> _Work item_: Would you please repeat all of the data exactly, omitting the pictures?

(Beginning of Stored data)

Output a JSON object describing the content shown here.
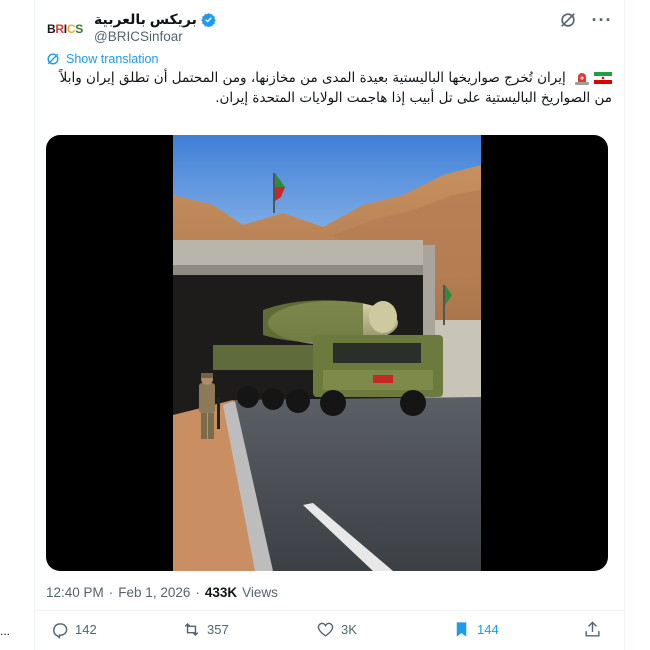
{
  "account": {
    "avatar_text": [
      "B",
      "R",
      "I",
      "C",
      "S"
    ],
    "display_name": "بريكس بالعربية",
    "handle": "@BRICSinfoar"
  },
  "header": {
    "grok_icon": "grok-slash-circle-icon",
    "more_icon": "more-dots-icon",
    "more_label": "···"
  },
  "translate": {
    "label": "Show translation"
  },
  "tweet": {
    "text": "إيران تُخرج صواريخها الباليستية بعيدة المدى من مخازنها، ومن المحتمل أن تطلق إيران وابلاً من الصواريخ الباليستية على تل أبيب إذا هاجمت الولايات المتحدة إيران.",
    "leading_icons": [
      "iran-flag-icon",
      "siren-icon"
    ]
  },
  "meta": {
    "time": "12:40 PM",
    "dot": "·",
    "date": "Feb 1, 2026",
    "views_count": "433K",
    "views_label": "Views"
  },
  "actions": {
    "reply_count": "142",
    "repost_count": "357",
    "like_count": "3K",
    "bookmark_count": "144"
  },
  "side": {
    "dots": "..."
  },
  "colors": {
    "accent": "#1d9bf0",
    "secondary_text": "#536471",
    "primary_text": "#0f1419"
  }
}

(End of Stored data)

> _Solution to the problem_:
Output a JSON object describing the content shown here.
{
  "account": {
    "avatar_text": [
      "B",
      "R",
      "I",
      "C",
      "S"
    ],
    "display_name": "بريكس بالعربية",
    "handle": "@BRICSinfoar"
  },
  "header": {
    "grok_icon": "grok-slash-circle-icon",
    "more_icon": "more-dots-icon",
    "more_label": "···"
  },
  "translate": {
    "label": "Show translation"
  },
  "tweet": {
    "text": "إيران تُخرج صواريخها الباليستية بعيدة المدى من مخازنها، ومن المحتمل أن تطلق إيران وابلاً من الصواريخ الباليستية على تل أبيب إذا هاجمت الولايات المتحدة إيران.",
    "leading_icons": [
      "iran-flag-icon",
      "siren-icon"
    ]
  },
  "meta": {
    "time": "12:40 PM",
    "dot": "·",
    "date": "Feb 1, 2026",
    "views_count": "433K",
    "views_label": "Views"
  },
  "actions": {
    "reply_count": "142",
    "repost_count": "357",
    "like_count": "3K",
    "bookmark_count": "144"
  },
  "side": {
    "dots": "..."
  },
  "colors": {
    "accent": "#1d9bf0",
    "secondary_text": "#536471",
    "primary_text": "#0f1419"
  }
}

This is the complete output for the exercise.